Records to process:
□ □ □ □ □

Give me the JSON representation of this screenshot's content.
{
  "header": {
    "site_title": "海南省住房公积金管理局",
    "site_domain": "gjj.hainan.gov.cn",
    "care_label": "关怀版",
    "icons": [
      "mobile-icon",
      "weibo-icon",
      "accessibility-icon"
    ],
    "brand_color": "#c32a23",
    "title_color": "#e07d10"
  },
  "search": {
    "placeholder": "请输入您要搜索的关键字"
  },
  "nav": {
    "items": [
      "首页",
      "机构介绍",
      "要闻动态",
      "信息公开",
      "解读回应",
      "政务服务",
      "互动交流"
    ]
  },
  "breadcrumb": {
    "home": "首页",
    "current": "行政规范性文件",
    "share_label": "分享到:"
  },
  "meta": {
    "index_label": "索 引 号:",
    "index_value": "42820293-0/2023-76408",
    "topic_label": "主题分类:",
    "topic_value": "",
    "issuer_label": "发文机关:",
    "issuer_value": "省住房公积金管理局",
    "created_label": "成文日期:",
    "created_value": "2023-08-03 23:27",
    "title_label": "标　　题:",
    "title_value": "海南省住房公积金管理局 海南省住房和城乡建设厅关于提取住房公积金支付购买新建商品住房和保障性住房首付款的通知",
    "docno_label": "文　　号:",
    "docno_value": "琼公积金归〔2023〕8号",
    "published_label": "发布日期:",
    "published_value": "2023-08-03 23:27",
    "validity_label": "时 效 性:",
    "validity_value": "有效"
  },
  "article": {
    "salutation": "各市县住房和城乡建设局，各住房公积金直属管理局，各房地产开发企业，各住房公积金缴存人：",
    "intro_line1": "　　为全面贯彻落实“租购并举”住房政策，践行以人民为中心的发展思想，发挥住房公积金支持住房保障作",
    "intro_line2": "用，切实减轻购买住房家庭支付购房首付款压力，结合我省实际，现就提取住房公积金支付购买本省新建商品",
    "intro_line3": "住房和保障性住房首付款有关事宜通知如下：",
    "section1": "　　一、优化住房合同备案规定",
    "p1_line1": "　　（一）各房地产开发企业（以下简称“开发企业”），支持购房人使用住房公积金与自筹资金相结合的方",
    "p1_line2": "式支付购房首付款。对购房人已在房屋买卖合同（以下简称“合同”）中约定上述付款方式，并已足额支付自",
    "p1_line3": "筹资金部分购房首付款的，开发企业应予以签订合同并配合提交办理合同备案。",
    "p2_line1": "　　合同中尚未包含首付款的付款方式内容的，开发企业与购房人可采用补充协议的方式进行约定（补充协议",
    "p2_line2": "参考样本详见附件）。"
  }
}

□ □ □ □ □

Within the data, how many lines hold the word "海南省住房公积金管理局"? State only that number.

Output of the task: 2